Yes, digital photography is dead in the water IF ‘photography’ is taken out of digital photography. As Kodak’s brownie box camera and their Instamatic brought photography to the masses in the 20th century, so the digital camera has done the same in the 21st. But, once the ‘ability to take photos novelty’ wears off, the lack of skills will relegate the digital camera to the hobby drawer.
There is a principle in management science studio that says in business a person is promoted to the level of their own incompetence and no further. It’s called the ‘Peter Principle’ formulated by Dr. Laurence J. Peter in his book of the same name. After that they stagnate and can only move sideways. This is true for photography also. Once you reach your level of incompetence or maximum ability, there you sit. It’s at this point the interest wanes and your camera outings become more and more infrequent. In other words, another death of digital photography.

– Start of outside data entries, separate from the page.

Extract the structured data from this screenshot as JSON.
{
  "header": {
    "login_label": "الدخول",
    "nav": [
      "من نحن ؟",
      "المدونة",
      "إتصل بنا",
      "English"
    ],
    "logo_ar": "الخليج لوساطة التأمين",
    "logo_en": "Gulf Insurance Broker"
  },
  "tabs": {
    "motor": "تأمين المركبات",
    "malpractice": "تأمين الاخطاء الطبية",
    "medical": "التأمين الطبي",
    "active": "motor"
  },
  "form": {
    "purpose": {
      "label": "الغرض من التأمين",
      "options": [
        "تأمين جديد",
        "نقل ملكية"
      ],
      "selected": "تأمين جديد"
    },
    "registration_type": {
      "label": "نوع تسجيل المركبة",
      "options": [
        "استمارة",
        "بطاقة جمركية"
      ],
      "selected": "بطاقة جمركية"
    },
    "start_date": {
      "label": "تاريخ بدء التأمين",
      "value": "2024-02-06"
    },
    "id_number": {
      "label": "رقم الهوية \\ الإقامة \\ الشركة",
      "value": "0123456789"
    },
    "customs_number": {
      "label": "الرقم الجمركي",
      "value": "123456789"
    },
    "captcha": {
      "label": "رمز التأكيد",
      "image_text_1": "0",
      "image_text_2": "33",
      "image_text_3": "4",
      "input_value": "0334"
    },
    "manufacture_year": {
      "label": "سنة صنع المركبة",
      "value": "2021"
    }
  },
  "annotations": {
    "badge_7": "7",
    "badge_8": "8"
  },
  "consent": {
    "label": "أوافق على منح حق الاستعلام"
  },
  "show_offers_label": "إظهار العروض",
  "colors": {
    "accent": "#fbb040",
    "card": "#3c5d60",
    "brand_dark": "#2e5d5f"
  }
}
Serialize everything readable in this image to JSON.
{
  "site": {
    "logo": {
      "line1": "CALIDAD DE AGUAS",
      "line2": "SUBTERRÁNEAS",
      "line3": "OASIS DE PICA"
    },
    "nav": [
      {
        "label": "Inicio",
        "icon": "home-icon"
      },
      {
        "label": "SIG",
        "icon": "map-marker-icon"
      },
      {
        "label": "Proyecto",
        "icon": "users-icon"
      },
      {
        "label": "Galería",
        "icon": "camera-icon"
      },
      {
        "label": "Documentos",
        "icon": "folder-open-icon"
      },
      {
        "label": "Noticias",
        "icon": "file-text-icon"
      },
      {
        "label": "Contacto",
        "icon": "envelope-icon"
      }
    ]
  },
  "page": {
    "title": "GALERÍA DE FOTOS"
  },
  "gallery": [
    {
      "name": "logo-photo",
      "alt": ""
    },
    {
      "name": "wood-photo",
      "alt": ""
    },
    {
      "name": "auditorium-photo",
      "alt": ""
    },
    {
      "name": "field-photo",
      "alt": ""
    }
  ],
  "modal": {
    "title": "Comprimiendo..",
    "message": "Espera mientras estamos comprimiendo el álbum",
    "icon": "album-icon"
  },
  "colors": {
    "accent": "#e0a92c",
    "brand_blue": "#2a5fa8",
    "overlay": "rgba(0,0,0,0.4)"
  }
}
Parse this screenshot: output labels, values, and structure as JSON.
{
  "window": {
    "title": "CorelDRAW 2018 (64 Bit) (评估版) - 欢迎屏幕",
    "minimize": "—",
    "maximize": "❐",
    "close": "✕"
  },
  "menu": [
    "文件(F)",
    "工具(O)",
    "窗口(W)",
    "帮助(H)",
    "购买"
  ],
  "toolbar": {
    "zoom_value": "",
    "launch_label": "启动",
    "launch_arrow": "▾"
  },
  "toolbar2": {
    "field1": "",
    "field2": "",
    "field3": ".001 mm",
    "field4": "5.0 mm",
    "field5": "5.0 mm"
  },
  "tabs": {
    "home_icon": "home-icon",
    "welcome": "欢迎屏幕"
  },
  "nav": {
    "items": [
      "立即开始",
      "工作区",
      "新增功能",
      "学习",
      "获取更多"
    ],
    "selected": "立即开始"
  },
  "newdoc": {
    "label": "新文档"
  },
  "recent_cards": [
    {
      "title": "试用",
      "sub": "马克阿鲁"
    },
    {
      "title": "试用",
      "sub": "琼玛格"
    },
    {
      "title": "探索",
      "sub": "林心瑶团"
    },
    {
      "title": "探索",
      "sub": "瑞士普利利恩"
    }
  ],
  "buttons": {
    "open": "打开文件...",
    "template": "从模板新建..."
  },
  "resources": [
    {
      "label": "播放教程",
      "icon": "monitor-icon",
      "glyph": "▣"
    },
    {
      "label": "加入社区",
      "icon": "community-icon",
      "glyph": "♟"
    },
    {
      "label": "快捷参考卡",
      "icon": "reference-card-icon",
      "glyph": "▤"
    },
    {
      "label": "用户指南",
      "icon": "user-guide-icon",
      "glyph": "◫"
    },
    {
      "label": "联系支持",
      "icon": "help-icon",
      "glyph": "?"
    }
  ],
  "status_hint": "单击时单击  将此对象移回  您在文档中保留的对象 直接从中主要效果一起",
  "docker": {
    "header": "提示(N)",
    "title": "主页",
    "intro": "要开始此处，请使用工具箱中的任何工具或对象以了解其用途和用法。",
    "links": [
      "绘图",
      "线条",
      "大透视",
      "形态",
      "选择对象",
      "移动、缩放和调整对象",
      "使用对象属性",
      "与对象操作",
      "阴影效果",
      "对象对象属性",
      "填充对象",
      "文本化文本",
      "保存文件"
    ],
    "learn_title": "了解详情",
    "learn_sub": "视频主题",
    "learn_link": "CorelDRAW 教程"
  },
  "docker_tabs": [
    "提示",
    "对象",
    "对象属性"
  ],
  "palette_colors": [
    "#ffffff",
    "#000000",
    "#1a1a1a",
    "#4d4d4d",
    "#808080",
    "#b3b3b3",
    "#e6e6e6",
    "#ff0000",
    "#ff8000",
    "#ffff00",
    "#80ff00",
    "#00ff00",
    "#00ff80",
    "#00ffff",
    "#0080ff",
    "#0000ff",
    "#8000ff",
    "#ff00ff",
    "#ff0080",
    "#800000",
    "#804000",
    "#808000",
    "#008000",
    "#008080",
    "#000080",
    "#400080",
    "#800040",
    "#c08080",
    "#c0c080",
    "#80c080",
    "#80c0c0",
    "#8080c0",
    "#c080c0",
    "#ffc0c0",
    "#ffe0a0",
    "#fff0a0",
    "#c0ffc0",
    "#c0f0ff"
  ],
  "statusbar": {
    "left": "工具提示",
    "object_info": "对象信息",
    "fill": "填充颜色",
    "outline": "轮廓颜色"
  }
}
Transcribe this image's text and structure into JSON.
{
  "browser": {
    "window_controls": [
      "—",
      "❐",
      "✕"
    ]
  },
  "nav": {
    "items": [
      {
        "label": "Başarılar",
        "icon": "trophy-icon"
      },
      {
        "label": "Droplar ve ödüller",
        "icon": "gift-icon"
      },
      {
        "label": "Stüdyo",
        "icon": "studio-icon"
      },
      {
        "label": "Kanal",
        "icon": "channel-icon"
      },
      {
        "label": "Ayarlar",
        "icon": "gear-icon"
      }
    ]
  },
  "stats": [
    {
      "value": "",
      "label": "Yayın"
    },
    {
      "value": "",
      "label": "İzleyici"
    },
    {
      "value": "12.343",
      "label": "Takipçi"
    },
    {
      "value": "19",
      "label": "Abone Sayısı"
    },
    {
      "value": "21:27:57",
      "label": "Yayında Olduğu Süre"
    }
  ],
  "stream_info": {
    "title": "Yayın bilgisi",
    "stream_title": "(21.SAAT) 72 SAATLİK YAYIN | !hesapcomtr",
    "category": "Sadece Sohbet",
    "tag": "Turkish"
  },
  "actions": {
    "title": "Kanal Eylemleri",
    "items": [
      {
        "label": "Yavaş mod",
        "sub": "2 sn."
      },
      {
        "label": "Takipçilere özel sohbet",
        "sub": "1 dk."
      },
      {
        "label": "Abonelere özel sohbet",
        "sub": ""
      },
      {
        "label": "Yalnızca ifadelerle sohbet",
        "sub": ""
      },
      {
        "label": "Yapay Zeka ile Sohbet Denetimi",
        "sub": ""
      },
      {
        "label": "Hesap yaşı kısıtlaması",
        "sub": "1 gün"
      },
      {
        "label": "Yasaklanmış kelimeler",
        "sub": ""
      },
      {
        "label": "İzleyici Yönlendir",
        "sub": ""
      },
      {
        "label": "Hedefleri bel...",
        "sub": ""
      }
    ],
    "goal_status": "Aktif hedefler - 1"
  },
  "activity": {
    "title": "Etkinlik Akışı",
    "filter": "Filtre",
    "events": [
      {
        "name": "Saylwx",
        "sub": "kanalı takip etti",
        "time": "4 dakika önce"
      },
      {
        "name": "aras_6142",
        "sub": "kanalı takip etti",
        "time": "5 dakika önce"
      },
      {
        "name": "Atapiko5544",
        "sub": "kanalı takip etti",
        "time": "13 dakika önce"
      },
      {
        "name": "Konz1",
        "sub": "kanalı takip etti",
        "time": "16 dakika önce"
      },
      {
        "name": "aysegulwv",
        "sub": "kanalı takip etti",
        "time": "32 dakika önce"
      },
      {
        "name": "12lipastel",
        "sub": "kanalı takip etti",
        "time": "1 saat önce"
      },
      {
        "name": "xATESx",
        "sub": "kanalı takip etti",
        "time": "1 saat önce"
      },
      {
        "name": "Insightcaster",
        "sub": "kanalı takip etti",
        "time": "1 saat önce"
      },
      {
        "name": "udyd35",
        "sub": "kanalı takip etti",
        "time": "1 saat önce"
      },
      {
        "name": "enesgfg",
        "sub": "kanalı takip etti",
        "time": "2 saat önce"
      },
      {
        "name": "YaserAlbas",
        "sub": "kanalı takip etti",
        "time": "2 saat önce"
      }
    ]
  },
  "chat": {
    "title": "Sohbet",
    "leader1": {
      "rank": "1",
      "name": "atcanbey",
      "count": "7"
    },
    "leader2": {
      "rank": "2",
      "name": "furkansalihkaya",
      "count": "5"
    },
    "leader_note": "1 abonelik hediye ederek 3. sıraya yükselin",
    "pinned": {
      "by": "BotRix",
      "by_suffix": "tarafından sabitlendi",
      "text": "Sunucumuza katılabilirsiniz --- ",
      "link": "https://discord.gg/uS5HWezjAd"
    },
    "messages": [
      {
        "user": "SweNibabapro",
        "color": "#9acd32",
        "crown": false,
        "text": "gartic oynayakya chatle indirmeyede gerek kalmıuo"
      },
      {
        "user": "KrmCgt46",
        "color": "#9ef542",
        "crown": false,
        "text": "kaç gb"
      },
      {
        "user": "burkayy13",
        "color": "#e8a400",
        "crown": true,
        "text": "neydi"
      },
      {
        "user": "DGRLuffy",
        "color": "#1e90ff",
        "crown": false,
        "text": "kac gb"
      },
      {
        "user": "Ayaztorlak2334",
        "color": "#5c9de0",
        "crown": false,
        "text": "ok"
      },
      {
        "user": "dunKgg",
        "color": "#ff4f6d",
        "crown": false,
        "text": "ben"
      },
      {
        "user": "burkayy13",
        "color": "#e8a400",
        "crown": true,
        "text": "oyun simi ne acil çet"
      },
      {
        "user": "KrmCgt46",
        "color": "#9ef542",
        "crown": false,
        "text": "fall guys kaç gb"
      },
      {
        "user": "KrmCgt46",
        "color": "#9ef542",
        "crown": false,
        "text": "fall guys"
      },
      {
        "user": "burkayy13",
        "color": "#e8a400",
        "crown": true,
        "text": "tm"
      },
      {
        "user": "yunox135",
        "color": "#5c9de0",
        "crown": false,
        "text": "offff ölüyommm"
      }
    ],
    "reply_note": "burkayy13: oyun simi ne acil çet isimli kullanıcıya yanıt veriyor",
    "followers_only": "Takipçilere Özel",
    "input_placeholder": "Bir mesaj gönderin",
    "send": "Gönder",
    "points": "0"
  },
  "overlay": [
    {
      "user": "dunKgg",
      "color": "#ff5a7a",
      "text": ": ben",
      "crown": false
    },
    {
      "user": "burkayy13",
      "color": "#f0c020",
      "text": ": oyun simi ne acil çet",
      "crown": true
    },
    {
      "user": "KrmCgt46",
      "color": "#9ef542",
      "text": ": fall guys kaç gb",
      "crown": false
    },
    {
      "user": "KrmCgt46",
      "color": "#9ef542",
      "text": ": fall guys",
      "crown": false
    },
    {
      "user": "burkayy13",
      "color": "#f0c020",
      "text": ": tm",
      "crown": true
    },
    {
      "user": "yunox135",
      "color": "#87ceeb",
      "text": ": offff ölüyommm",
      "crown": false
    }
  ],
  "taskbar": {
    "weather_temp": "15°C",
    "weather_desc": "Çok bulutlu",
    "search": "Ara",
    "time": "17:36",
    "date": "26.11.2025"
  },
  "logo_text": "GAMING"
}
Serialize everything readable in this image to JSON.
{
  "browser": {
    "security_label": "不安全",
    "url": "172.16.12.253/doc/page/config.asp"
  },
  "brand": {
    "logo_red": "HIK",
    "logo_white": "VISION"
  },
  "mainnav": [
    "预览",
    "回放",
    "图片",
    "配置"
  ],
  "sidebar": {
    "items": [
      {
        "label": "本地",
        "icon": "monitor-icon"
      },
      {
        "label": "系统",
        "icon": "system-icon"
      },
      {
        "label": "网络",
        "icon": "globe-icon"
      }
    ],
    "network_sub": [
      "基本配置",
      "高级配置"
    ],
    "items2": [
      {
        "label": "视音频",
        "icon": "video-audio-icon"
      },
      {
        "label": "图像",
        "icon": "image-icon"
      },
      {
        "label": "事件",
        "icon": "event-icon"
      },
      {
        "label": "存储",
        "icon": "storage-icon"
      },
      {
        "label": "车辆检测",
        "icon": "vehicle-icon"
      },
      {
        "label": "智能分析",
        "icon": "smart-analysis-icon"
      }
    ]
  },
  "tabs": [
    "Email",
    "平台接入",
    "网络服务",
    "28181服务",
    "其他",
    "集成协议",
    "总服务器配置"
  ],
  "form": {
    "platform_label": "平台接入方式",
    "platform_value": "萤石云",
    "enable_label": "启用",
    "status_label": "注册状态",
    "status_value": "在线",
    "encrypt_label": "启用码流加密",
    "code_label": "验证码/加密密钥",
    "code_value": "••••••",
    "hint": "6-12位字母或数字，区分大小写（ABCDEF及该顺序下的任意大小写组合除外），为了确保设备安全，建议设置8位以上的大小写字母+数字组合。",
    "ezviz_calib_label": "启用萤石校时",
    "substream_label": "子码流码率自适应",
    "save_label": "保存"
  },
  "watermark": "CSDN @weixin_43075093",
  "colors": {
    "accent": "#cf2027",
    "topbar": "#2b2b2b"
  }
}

There will always be the hardliners in any field who will continue to practise to the level of their incompetence, but, the average Joe who was once excited by digital photography is no more. The enthusiast has lost his enthusiasm.
So what’s the answer to the problem? The focus, as in any hobby or pastime, is a continual learning process. In the business world we call it upskilling. Adding competency and qualifications to your existing tool bag will keep you moving up the ladder of promotion. It is the same with photography. Learning is imperative.
Most of us are at some stage dissatisfied with our photos. They don’t quite look like those in the glossy magazines and daily newspapers. What is it that they have that rest don’t? They’ve learnt the techniques and disciplines of photography and have applied them on a continual learning journey to great photos.
A hobby, as with any plant or animal, has to be nurtured if it is to show any signs of growth. Buying a digital camera with the sole purpose of just snapping away without the high costs of film, will on most occasions result in the death of digital photography. If your digital photography is going to flourish it will need three key ingredients: